Work required:
Using the records below, filter out every line that lacks "亿家娱乐" and copy the rest.
BEGIN
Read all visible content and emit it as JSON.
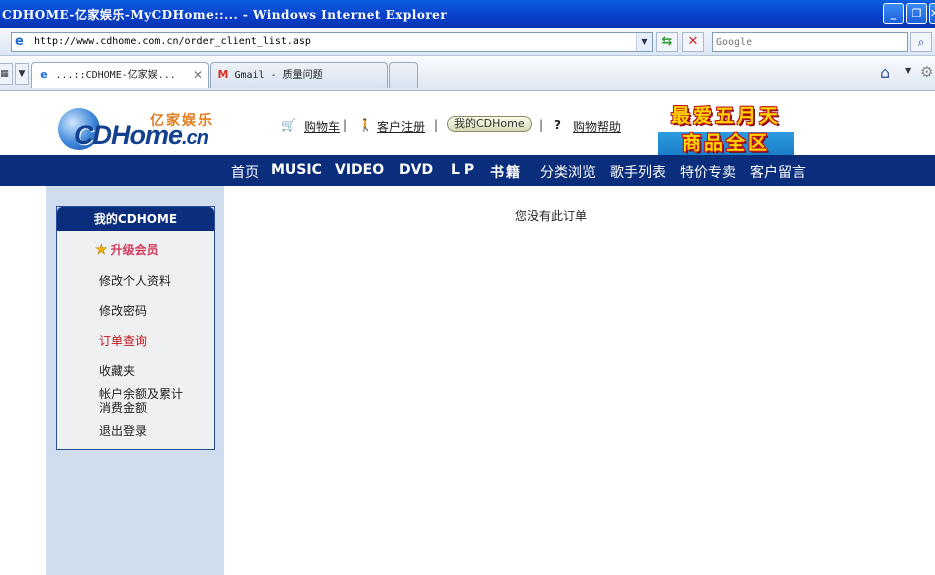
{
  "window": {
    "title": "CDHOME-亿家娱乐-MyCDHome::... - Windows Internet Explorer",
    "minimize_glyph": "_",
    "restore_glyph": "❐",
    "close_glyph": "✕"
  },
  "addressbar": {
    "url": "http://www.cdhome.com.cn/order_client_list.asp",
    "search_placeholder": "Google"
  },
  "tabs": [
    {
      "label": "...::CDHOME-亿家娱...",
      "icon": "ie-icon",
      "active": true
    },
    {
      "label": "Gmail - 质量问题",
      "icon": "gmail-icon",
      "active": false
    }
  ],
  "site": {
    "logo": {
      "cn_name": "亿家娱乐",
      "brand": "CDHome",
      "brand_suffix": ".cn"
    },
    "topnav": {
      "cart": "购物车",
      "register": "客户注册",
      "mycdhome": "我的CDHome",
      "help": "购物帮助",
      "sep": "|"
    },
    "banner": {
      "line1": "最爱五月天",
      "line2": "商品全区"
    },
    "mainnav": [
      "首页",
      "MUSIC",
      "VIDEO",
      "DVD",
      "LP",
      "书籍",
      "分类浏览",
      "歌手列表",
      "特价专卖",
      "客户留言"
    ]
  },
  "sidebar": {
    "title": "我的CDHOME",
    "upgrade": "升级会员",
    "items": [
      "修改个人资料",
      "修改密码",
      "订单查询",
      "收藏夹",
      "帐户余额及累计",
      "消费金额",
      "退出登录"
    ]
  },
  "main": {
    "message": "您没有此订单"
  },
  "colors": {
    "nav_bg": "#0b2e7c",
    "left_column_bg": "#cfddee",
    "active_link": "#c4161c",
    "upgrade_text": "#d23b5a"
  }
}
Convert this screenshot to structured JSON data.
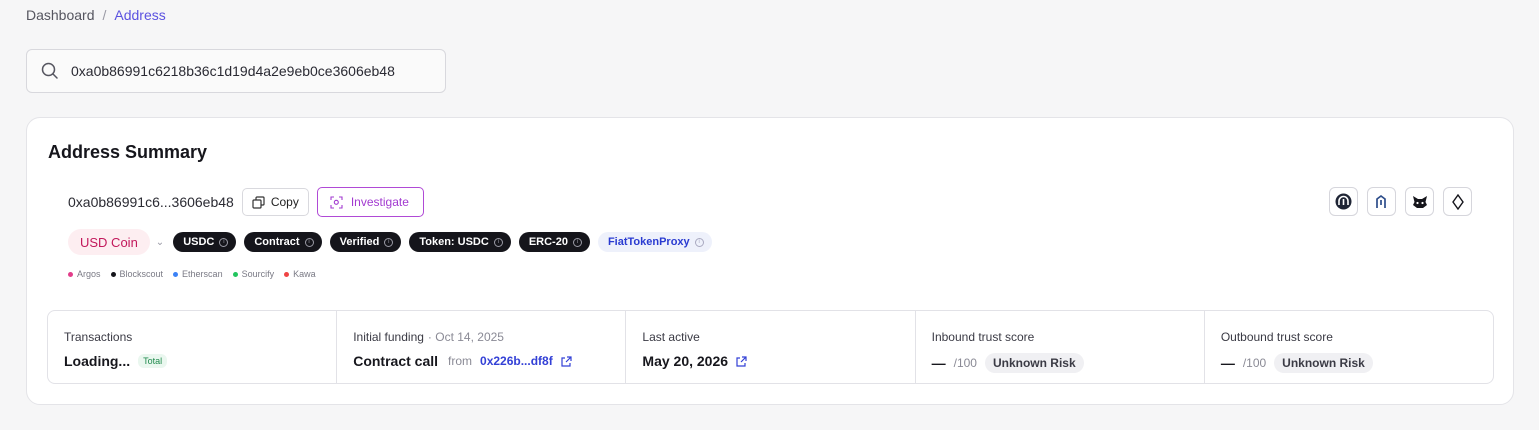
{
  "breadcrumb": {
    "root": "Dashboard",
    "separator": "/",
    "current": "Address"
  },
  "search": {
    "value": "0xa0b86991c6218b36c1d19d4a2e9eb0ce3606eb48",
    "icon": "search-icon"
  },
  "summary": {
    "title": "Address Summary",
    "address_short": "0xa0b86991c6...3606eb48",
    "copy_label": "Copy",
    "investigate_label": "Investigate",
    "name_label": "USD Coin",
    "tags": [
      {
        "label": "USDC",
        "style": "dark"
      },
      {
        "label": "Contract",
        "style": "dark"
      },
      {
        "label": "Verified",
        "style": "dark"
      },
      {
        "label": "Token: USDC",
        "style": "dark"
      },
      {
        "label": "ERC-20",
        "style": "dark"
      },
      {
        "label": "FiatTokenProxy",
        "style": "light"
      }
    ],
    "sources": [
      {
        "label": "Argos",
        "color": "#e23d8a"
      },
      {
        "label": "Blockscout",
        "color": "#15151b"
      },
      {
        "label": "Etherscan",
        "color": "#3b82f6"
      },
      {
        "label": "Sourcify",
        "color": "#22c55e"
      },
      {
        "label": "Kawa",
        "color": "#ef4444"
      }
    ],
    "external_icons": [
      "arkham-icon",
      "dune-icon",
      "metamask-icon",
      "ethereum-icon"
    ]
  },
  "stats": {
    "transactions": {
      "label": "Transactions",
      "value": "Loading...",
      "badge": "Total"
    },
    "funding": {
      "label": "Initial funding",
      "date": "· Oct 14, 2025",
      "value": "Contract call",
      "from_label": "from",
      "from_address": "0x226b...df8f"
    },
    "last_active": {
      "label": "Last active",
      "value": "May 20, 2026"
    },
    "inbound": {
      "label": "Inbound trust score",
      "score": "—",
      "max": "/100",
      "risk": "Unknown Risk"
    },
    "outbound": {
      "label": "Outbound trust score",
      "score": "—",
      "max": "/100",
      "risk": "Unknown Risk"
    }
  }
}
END
Output below:
    "title": "CDHOME-亿家娱乐-MyCDHome::... - Windows Internet Explorer",
      "cn_name": "亿家娱乐",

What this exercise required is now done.